Meanwhile, let us cultivate a spirituality that does not seek attention from people. For instance, resist the urge to post your latest spiritual accomplishment on FB. How about keeping it just between you and Jesus.
God, though I say You are the Chairman of the board of my life, I often seek to be noticed by men; I’m not even sure why I post what I post on my FB. Teach me to worship and serve You, my King, in secrecy. Teach me to cherish Your approval in Christ. May the Spirit fill me today for a fruitful labor. Amen.
Bible Reading for Today: Genesis 14
Lunch Break Study
Read Matt. 6:1-4: “Be careful not to practice your righteousness in front of others to be seen by them. If you do, you will have no reward from your Father in heaven. 2 So when you give to the needy, do not announce it with trumpets, as the hypocrites do in the synagogues and on the streets, to be honored by others. Truly I tell you, they have received their reward in full. 3 But when you give to the needy, do not let your left hand know what your right hand is doing, 4 so that your giving may be in secret.
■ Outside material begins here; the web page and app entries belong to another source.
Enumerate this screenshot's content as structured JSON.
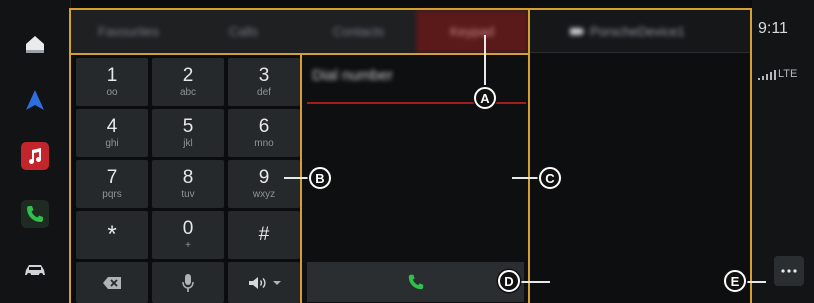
{
  "tabs": [
    {
      "label": "Favourites"
    },
    {
      "label": "Calls"
    },
    {
      "label": "Contacts"
    },
    {
      "label": "Keypad"
    }
  ],
  "keypad": {
    "keys": [
      {
        "digit": "1",
        "sub": "oo"
      },
      {
        "digit": "2",
        "sub": "abc"
      },
      {
        "digit": "3",
        "sub": "def"
      },
      {
        "digit": "4",
        "sub": "ghi"
      },
      {
        "digit": "5",
        "sub": "jkl"
      },
      {
        "digit": "6",
        "sub": "mno"
      },
      {
        "digit": "7",
        "sub": "pqrs"
      },
      {
        "digit": "8",
        "sub": "tuv"
      },
      {
        "digit": "9",
        "sub": "wxyz"
      },
      {
        "digit": "*",
        "sub": ""
      },
      {
        "digit": "0",
        "sub": "+"
      },
      {
        "digit": "#",
        "sub": ""
      }
    ]
  },
  "dial": {
    "number_placeholder": "Dial number"
  },
  "contact_panel": {
    "device_name": "PorscheDevice1"
  },
  "status": {
    "time": "9:11",
    "network": "LTE"
  },
  "callouts": [
    "A",
    "B",
    "C",
    "D",
    "E"
  ],
  "colors": {
    "accent_red": "#a21d1d",
    "call_green": "#2fbf4a",
    "annotation_gold": "#d4a02f"
  }
}
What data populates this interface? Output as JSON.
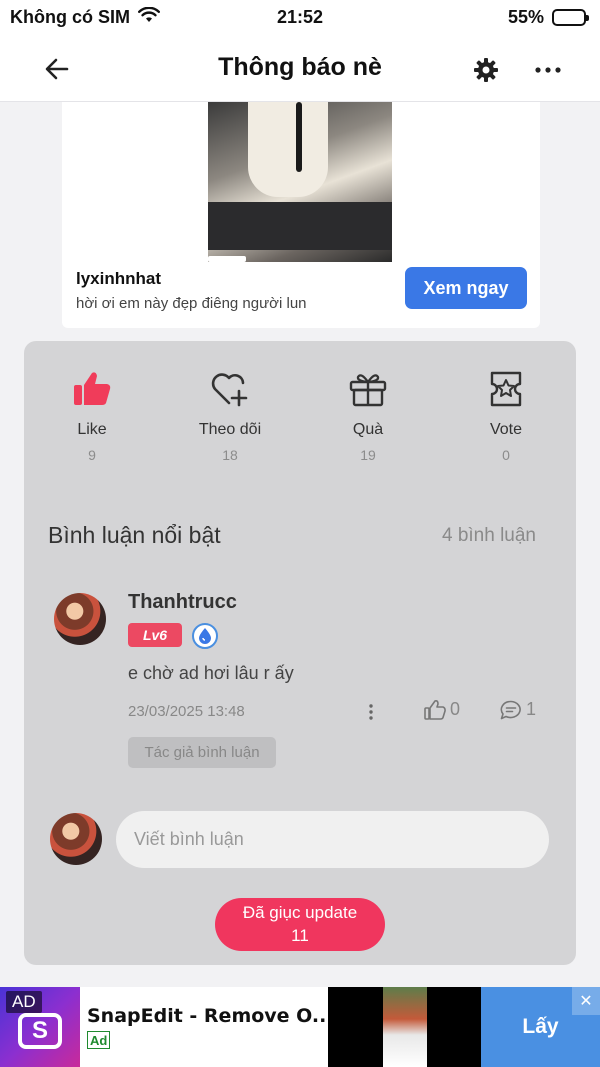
{
  "status_bar": {
    "carrier": "Không có SIM",
    "time": "21:52",
    "battery_text": "55%",
    "battery_level": 0.55
  },
  "nav": {
    "title": "Thông báo nè"
  },
  "post": {
    "author": "lyxinhnhat",
    "caption": "hời ơi em này đẹp điêng người lun",
    "cta_label": "Xem ngay"
  },
  "actions": [
    {
      "label": "Like",
      "count": "9",
      "icon": "thumbs-up-icon"
    },
    {
      "label": "Theo dõi",
      "count": "18",
      "icon": "heart-plus-icon"
    },
    {
      "label": "Quà",
      "count": "19",
      "icon": "gift-icon"
    },
    {
      "label": "Vote",
      "count": "0",
      "icon": "vote-ticket-icon"
    }
  ],
  "comments_section": {
    "title": "Bình luận nổi bật",
    "count_label": "4 bình luận"
  },
  "comment": {
    "author": "Thanhtrucc",
    "level": "Lv6",
    "text": "e chờ ad hơi lâu r ấy",
    "timestamp": "23/03/2025 13:48",
    "likes": "0",
    "replies": "1",
    "tag": "Tác giả bình luận"
  },
  "comment_input": {
    "placeholder": "Viết bình luận"
  },
  "update_button": {
    "label": "Đã giục update",
    "count": "11"
  },
  "ad": {
    "mark": "AD",
    "title": "SnapEdit - Remove O...",
    "label": "Ad",
    "get_label": "Lấy",
    "close": "✕"
  },
  "colors": {
    "accent_blue": "#3a78e6",
    "like_red": "#f03c5a",
    "update_pink": "#f0365e",
    "panel_gray": "#d4d4d6"
  }
}
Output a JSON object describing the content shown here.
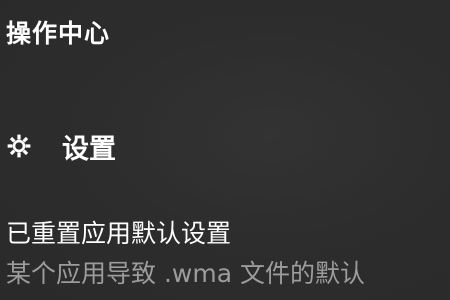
{
  "action_center": {
    "title": "操作中心"
  },
  "notification_source": {
    "icon": "gear-icon",
    "label": "设置"
  },
  "notification": {
    "heading": "已重置应用默认设置",
    "body": "某个应用导致 .wma 文件的默认"
  },
  "colors": {
    "background": "#2b2b2b",
    "primary_text": "#ffffff",
    "secondary_text": "#9c9c9c"
  }
}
Then your Father, who sees what is done in secret, will reward you.”
Col. 1:3-4: We always thank God, the Father of our Lord Jesus Christ, when we pray for you, 4 because we have heard of your faith in Christ Jesus and of the love you have for all God’s people—
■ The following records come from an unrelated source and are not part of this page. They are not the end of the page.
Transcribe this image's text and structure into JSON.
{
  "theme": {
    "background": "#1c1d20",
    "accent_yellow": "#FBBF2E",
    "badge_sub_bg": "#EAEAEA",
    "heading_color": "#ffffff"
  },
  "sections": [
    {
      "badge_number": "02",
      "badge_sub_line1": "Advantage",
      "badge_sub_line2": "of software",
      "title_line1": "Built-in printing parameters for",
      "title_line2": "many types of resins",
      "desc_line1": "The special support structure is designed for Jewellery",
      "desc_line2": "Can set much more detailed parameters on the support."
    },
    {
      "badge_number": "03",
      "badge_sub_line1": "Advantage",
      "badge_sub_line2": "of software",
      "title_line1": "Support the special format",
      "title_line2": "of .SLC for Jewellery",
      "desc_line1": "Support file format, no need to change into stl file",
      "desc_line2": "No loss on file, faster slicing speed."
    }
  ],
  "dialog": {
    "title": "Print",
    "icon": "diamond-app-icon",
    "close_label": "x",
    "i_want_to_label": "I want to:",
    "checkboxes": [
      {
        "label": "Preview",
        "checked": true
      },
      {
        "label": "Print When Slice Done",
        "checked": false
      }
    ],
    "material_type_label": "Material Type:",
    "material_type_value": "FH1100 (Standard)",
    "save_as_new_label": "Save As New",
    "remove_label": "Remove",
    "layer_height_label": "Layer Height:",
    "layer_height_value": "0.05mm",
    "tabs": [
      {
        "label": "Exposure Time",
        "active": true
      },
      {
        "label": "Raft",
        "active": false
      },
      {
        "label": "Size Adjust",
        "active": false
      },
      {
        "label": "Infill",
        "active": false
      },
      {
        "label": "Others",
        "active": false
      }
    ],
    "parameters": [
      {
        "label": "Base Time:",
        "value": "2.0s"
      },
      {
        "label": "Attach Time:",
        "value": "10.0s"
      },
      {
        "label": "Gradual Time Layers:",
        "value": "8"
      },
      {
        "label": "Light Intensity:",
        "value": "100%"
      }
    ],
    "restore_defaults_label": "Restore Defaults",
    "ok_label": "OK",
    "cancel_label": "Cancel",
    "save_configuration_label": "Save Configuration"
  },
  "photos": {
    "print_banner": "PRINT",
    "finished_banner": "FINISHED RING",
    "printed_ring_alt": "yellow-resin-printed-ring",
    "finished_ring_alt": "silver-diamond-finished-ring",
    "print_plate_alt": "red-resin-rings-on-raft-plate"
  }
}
1 Cor. 14:18: I thank God that I speak in tongues more than all of you.
Questions to Consider
- It is the new norm to expose ourselves to the whole world to witness what we are doing, including our private time spent with God. In light of the Matthew passage, what should we watch out for?
- Matthias, once chosen to be one of the twelve disciples, disappeared into obscurity as far as history is concerned. If you were Matthias, what would you have hoped as you breathed your last breath?
- In what ways did Paul “expose” his private spiritual life with the public? When it is okay to do it? How are you doing with this? Please think before you post on the social media; don’t do it mindlessly.
- We need to watch out for overexposing our spirituality and good deeds in the name of ministry or just wanting to “share.” As 1 Cor. 4:5 asserts, we need to check our motive before we publicly share what we do in private. It is something that we need to struggle with because we do need to share!
- Matthias might have said: “I don’t care what people think of me; as long as God approves of my life and rewards me in heaven for what little I did in His name, I am okay with being obscure among men.”
- Through these two verses, we find that Paul was praying for the Colossians and spoke in tongues more than anyone else. Here, Paul’s motive is more important than the act itself. In the case of the Colossians whom he had never met, his disclosure probably made his epistle more personable to them. With respect to the Corinthians who were abusing the practice of speaking in tongues, Paul was, in fact, saying, “Hey, I speak as a seasoned practitioner; stop abusing that gift!”
Everyday life is such that we say and do things without any rehearsal beforehand. Undoubtedly, the “raw” things we say and do as an unfiltered reaction to others show the core of our being. So, in looking back to today, what did you discover about yourself with respect to God? Do you care more about what men think of you than what God thinks? Do you love the praise from men more than from God? These are sobering questions—but necessary ones. Reflect. Make adjustments as you repent